REQUIREMENT: Scan the data beneath this task and copy each line that includes "DrFive".

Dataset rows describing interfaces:
Start of Block

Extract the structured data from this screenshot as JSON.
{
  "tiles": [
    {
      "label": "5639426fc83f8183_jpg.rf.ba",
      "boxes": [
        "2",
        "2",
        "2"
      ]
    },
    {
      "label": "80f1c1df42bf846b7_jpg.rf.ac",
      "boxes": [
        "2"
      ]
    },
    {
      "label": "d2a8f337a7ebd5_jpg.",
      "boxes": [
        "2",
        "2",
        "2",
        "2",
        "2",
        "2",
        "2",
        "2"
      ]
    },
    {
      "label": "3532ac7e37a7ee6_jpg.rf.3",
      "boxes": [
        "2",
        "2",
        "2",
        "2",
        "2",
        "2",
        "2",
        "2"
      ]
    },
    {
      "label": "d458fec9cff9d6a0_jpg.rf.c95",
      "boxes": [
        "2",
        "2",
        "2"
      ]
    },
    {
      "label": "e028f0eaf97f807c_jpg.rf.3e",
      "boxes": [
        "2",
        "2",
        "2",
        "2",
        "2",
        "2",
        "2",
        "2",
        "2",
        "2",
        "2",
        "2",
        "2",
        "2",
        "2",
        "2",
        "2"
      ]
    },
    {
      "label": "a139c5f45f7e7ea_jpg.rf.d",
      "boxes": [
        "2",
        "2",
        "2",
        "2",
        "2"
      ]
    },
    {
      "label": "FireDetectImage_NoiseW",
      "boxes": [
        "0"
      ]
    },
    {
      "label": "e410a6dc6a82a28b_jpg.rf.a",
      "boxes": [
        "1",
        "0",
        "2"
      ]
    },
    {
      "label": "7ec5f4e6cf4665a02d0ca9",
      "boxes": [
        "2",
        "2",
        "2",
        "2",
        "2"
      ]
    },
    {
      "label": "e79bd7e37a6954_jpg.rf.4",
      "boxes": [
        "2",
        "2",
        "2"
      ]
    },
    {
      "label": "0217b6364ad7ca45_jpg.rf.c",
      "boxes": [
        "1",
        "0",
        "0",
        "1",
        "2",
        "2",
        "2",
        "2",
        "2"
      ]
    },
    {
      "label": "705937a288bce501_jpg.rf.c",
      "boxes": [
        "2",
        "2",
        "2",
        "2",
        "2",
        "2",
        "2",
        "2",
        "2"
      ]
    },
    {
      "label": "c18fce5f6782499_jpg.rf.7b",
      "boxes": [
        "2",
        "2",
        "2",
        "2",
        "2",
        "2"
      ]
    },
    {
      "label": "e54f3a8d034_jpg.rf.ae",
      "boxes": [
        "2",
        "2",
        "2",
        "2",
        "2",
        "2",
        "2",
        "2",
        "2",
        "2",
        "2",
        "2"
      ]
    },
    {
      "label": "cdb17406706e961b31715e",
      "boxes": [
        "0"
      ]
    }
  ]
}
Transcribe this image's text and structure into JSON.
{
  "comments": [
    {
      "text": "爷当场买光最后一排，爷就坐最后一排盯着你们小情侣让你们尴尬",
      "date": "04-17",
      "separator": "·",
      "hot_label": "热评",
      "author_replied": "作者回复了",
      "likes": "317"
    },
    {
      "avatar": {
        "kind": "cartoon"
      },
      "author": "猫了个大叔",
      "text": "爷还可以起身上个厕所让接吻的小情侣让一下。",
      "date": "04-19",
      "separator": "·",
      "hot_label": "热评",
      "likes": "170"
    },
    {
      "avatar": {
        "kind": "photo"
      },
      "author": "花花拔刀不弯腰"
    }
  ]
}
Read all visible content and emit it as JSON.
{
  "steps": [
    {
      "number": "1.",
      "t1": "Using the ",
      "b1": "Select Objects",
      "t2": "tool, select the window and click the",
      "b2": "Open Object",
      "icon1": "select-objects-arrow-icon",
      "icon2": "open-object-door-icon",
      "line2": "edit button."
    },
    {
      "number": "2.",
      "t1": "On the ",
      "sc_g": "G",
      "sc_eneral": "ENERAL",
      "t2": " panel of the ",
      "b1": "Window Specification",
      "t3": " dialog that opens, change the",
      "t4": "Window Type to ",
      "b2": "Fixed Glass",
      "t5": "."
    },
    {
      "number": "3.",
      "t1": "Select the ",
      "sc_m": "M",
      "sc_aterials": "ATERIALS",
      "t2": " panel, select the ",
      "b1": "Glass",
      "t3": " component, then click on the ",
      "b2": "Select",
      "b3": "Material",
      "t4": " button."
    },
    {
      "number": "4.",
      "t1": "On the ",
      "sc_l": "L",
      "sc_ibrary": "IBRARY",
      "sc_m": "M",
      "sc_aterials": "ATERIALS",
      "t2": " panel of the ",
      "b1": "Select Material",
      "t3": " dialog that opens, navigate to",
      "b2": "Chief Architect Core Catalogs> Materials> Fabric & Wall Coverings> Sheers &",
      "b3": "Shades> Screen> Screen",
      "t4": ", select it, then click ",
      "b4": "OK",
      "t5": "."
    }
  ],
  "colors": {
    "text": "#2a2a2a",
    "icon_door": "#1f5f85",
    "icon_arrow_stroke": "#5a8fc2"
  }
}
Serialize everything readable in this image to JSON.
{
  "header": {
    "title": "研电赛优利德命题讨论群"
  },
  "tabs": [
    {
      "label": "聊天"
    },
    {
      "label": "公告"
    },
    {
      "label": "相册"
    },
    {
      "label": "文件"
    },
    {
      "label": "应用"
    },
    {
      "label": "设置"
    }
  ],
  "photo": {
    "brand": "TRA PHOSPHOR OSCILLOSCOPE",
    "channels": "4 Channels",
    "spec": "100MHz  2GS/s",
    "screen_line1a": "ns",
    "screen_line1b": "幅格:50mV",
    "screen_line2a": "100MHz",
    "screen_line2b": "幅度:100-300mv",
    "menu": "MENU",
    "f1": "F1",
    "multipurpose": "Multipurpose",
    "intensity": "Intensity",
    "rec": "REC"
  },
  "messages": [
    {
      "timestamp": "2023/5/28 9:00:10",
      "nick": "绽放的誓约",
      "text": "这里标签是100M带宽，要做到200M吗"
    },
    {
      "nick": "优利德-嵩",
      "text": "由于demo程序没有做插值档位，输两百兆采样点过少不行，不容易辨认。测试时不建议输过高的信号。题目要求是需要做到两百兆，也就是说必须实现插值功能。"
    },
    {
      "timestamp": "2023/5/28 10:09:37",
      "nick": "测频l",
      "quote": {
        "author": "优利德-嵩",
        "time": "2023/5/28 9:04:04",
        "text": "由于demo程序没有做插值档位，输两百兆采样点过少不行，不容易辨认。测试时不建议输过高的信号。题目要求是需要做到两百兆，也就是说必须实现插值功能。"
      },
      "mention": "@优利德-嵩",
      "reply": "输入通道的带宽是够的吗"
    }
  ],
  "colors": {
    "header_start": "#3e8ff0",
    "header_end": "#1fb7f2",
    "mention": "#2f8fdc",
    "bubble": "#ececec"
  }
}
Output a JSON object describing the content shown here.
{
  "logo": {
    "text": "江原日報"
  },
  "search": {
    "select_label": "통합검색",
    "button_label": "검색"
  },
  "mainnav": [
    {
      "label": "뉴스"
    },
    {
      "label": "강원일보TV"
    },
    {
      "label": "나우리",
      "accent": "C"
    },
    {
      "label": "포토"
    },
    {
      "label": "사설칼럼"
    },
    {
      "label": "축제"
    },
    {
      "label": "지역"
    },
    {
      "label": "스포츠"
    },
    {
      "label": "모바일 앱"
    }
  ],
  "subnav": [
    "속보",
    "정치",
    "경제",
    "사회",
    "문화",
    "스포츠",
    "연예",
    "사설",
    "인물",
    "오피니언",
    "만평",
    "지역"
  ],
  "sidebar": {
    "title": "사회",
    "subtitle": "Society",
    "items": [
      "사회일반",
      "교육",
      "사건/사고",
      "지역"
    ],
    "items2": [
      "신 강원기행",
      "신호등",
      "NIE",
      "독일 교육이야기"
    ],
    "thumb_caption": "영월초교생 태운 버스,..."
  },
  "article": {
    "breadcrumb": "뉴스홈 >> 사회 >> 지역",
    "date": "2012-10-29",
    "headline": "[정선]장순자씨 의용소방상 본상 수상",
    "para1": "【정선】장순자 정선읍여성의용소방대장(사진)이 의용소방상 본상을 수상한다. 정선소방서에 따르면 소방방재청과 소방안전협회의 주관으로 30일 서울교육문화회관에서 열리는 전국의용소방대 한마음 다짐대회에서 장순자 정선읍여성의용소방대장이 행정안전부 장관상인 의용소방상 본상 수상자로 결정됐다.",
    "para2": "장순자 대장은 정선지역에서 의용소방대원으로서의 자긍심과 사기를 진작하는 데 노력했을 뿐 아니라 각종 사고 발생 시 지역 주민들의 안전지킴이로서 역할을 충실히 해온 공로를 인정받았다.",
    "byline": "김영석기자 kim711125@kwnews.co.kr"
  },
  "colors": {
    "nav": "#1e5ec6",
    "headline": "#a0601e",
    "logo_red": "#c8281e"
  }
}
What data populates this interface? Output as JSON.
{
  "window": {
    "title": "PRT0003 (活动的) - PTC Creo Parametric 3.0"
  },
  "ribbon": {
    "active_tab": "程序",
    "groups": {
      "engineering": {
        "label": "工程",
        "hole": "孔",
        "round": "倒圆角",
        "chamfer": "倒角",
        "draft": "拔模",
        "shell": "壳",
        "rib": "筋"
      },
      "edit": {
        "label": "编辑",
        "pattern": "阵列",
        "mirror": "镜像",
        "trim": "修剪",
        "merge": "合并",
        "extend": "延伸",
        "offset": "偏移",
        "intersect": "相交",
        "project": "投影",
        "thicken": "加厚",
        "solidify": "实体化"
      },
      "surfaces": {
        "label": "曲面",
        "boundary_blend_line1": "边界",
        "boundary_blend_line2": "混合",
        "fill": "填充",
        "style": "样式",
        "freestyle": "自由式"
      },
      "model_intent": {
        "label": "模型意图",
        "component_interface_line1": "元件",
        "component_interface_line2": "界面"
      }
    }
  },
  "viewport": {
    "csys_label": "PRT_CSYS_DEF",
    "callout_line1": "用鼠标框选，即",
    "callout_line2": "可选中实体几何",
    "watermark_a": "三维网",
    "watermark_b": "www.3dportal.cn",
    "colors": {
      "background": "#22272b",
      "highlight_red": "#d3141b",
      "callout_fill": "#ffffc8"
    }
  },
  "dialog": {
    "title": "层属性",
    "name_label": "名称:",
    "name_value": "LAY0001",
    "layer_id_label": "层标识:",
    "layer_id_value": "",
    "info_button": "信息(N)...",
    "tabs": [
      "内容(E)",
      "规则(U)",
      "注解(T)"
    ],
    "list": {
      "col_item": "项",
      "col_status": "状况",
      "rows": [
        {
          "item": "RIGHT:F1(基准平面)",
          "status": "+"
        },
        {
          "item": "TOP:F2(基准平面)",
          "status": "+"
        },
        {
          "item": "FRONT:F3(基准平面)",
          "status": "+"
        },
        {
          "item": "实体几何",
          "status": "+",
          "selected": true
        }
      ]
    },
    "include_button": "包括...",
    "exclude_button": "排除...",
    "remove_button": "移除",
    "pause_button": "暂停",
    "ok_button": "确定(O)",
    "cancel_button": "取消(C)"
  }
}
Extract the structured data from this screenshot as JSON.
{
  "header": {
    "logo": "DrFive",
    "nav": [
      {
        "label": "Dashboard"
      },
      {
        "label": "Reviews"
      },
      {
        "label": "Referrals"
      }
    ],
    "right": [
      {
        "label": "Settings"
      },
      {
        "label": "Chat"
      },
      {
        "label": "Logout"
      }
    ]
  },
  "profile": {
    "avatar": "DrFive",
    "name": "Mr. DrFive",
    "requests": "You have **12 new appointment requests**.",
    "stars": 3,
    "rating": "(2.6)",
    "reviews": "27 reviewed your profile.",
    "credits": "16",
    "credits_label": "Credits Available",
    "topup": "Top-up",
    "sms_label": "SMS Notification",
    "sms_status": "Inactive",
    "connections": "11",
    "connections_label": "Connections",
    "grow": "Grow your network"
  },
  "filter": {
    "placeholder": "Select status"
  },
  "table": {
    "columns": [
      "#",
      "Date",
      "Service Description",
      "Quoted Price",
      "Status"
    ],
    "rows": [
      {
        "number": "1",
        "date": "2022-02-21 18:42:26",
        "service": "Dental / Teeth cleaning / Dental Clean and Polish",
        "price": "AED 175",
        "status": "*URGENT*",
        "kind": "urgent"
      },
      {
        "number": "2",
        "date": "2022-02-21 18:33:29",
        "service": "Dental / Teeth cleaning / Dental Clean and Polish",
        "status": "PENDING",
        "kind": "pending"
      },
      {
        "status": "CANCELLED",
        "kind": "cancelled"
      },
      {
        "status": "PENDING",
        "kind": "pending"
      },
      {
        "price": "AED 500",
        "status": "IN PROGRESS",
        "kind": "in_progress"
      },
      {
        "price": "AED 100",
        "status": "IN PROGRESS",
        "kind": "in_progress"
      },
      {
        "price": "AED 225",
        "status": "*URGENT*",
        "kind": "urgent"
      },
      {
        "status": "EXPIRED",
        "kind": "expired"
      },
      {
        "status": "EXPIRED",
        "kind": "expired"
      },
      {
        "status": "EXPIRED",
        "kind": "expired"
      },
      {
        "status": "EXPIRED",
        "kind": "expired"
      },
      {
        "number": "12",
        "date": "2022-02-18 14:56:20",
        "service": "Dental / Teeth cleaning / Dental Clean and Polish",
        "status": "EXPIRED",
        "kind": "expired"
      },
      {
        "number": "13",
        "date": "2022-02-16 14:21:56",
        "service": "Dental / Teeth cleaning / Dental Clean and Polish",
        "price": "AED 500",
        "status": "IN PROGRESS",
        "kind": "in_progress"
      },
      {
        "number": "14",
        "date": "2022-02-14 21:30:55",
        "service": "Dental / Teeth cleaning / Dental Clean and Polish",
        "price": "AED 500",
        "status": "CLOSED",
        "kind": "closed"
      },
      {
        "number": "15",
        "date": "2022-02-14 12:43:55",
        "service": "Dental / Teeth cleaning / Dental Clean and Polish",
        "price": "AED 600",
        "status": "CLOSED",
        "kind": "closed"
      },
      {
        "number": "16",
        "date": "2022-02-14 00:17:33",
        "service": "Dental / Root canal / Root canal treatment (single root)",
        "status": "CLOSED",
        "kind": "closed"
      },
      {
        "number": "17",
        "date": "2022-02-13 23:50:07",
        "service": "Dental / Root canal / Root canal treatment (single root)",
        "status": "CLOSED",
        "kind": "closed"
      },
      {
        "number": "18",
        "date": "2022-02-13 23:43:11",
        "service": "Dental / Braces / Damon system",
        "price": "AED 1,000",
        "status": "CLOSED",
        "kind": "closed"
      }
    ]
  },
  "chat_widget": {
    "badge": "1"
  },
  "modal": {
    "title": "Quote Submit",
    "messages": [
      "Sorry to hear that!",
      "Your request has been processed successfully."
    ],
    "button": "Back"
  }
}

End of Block

WORKED SOLUTION:
    "logo": "DrFive",
    "avatar": "DrFive",
    "name": "Mr. DrFive",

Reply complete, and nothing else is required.